Many clients eligible for legal aid are underserved, and providers have undertaken a variety of strategies to expand assistance. Legal services providers to people with HIV have tailored delivery models in response to the needs of groups within the HIV-infected community.
This article chronicles the legal community's culture-specific responses to the changing demographics of the HIV epidemic, from the early days of the "gay plague" and the first wave of the HIV to the second-wave needs of low-income people with HIV. We identify the "third wave" of the HIV epidemic, which is marked by the large growth in the number of HIV-infected women - especially women of color - and explore the gender-specific barriers that make it difficult for them to access legal services.

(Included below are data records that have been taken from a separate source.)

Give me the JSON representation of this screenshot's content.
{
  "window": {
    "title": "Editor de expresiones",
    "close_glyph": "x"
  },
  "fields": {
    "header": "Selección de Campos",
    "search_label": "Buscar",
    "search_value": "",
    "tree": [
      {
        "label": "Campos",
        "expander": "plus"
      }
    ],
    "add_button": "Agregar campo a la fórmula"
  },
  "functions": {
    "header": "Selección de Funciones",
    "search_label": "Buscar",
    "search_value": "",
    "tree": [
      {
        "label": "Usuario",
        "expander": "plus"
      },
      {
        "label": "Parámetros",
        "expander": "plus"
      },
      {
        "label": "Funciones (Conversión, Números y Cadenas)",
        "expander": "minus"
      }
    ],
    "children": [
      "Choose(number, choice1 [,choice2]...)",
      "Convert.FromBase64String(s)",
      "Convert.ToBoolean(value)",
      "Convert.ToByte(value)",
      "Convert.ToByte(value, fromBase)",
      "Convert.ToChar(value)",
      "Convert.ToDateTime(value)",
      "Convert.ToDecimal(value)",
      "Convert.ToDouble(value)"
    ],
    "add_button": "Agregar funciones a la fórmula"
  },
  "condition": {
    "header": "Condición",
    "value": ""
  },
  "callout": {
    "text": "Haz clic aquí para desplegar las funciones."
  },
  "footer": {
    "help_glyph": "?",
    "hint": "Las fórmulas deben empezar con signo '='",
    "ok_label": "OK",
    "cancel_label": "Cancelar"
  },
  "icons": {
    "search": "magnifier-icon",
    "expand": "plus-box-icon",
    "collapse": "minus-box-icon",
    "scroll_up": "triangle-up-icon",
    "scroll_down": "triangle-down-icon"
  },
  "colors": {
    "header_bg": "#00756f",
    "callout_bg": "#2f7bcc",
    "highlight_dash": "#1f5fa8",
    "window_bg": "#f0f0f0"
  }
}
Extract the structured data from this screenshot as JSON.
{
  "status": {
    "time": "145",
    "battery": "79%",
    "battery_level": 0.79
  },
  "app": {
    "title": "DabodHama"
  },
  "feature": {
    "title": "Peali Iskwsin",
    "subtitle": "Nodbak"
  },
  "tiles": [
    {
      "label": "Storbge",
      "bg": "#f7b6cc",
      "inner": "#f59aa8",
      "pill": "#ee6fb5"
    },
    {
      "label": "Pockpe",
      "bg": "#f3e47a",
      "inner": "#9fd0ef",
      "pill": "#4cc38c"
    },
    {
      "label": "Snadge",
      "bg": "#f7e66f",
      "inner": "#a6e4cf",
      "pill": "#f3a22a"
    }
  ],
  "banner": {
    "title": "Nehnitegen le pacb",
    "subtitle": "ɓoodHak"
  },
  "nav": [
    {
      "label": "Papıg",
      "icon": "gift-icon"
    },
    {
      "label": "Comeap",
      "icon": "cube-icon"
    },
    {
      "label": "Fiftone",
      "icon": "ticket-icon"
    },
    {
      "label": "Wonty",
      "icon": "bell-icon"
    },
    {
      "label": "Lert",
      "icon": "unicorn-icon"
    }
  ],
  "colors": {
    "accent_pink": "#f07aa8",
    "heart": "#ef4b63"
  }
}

We describe the Berkeley Community Law Center's HIV/AIDS Law Project and its participation in the Family Care Network ("FCN"), a multidisciplinary collaborative serving low-income women, children and adolescents with HIV. The FCN brings together a broad range of disciplines and services under one roof and links the providers in a care team to address some of the most complex needs of women and families with HIV. The lawyer's role within the FCN is designed explicitly to respond to the needs of HIV-infected women by emphasizing: 1) "one-stop shopping;" 2) proactive needs assessment; 3) early intervention; and 4) multidisciplinary coordination of services.
The FCN model has shown great promise for increasing and improving services to women with HIV. The synergy of a multidisciplinary team increases considerably the information and options available to HIV-infected women as they make important health care, legal and other decisions for themselves. The new delivery system also raises challenging questions, however, about the role of the attorneys and law students, their relationships to clients, and the feasibility of reproducing the model elsewhere.
- legal services,
Available at: http://works.bepress.com/jeffrey_selbin/4/